2. Put the star anise, cinnamon and cloves in an 8-quart pressure cooker. Over medium heat or using the sauté function, toast for several minutes, stirring frequently, until fragrant. Add the onion and ginger. (If using a stove-top pressure cooker, raise heat to medium-high.) Stir and cook for a minute or two. A little browning is OK. Add 9 cups water.
3. Add the bones, beef, apple and salt. Lock the lid. If using a stovetop pressure cooker, raise heat to high and bring pressure to 15 psi. Then reduce the heat to medium or medium-low. The pressure should be just high enough that a gentle, steady flow of steam comes out of the cooker’s valve. Cook for 20 minutes. If using an electric pressure cooker, set timer for 30 minutes. After cooking, both cookers will require time to allow pressure to decrease naturally, about 15 to 20 minutes. When that is done, carefully remove lid.
4. Transfer boneless meat to a bowl, cover with water and soak for 10 minutes. This cools it and keeps it from drying out. If desired, scrape any bits of tendon from the bones and add to the bowl of water.
5. Strain the broth into a pot through a mesh strainer lined with cheesecloth or muslin. Discard the remaining solids. (At this point, the broth and beef can be cooled and refrigerated for up to 3 days.) Skim all but about 3 tablespoons of fat from the broth. You should have about 8 cups of broth. Add fish sauce and more salt, if needed. Add a few pinches of sugar and more fish sauce so the broth has a rounded, intense finish that is slightly salty and slightly sweet.
For the bowls:
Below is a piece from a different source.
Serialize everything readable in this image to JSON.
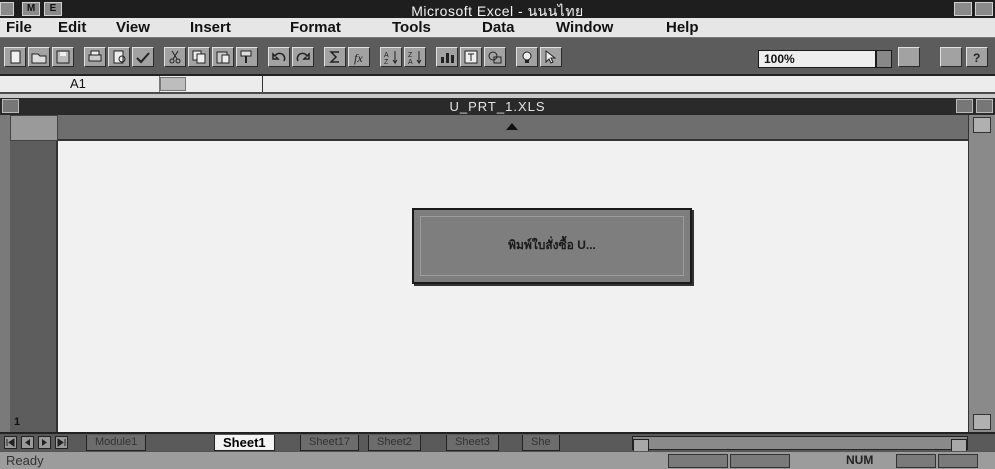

6 ounces beef steak, such as top or bottom sirloin, eye of round, London broil, optional
12 ounces dried narrow rice sticks or pad thai-style noodles 1/2 small yellow or red onion 2 slender green onions 1/4 cup chopped cilantro leaves Black pepper (Optional add-ins: thinly sliced Fresno, Thai or Serrano chili; a large handful of bean sprouts, mint sprigs or Thai basil; lime wedges.)
1. Freeze the raw beef, if using, for 15 to 20 minutes, then slice very thinly across the grain. Cut cooked beef across the grain into very thin slices. Set aside.
2. Cover the dried noodles in hot tap water and soak for 15 to 20 minutes, or until pliable and opaque. Drain, then rinse to remove starch.
3. Thinly slice the small onion and soak in water 10 minutes. Slice green onions into thin rings and set aside with chopped cilantro. Arrange any optional add-ins on a plate.
4. Bring the broth to a simmer over medium heat. At the same time, fill a pot with water and bring to a rolling boil. Dunk the noodles into the boiling water, using a noodle strainer or a mesh sieve, for about 15 to 20 seconds. Remove from water and divide noodles among 4 bowls.
5. Top each bowl of noodles with cooked and raw beef, arranging the slices flat. Place a mound of onion in the center, then shower with green onion and cilantro. Finish with a sprinkle of black pepper. Give the boiling broth a final taste for seasoning. Ladle about 2 cups broth into each bowl, distributing the hot liquid evenly to warm all the ingredients.